3. That, upon their immediate Disbanding, and Departing home quietly, there shall be an Act of Indemnity for them all.
The Lords Sense upon this Paper, reported from the Committee at Derby House, sent in this Message, was read; and, upon the Question, assented unto; and was in hæc verba; viz.
"That the Lords do think sit that these Disorders in Kent may be quieted in a fair Way, if it be possible: In order to which, they do approve of the sending down of the Earl of Thanett into Kent: And that Instructions be given him in pursuance of these Heads: And that it be referred to the Committee at Derby House, to draw up the Instructions accordingly."
Treaty with the King.
The Question was propounded, That, Religion and the Militia being first settled, and the Declarations, &c. being recalled, then a Treaty to be had with the King upon other the Propositions sent to the King at Hampton Court: And that the House do consider, To-morrow Morning, How Religion and the Militia shall be settled; and the Declarations recalled.

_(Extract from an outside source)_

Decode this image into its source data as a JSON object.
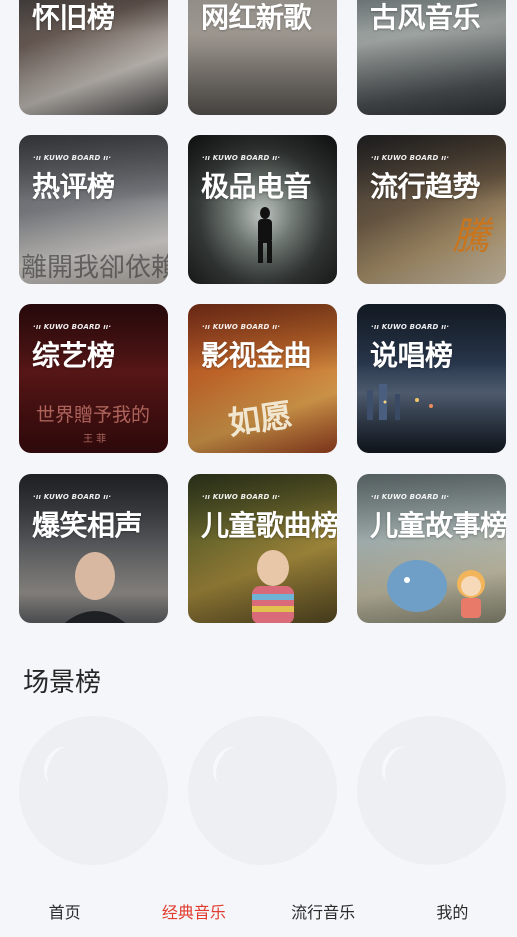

And the Question being put, Whether this Question should be now put;
It passed with the Affirmative.
The Question being put, That, Religion and the Militia being first settled, and the Declarations, &c. being recalled, then a Treaty to be had with the King, upon the Propositions sent to the King at Hampton Court; and that the House do consider, To-morrow Morning, How Religion and the Militia shall be settled, and the Declarations recalled;
The House was divided.
The Yeas went forth.
|Colonel Bossevile,||Tellers for the Noe:||36.|
|Colonel Sednham,||With the Noe,|
|Lord Cramborne,||Tellers for the Yea:||169.|
|Sir Thomas Dacres,||With the Yea,|
Resolved, &c. That Religion and the Militia being first settled, and the Declarations, &c. being recalled, then a Treaty to be had with the King, upon other the Propositions sent to the King at Hampton Court: And that the House do consider, To-morrow Morning, How Religion and the Militia shall be settled, and the Declarations recalled.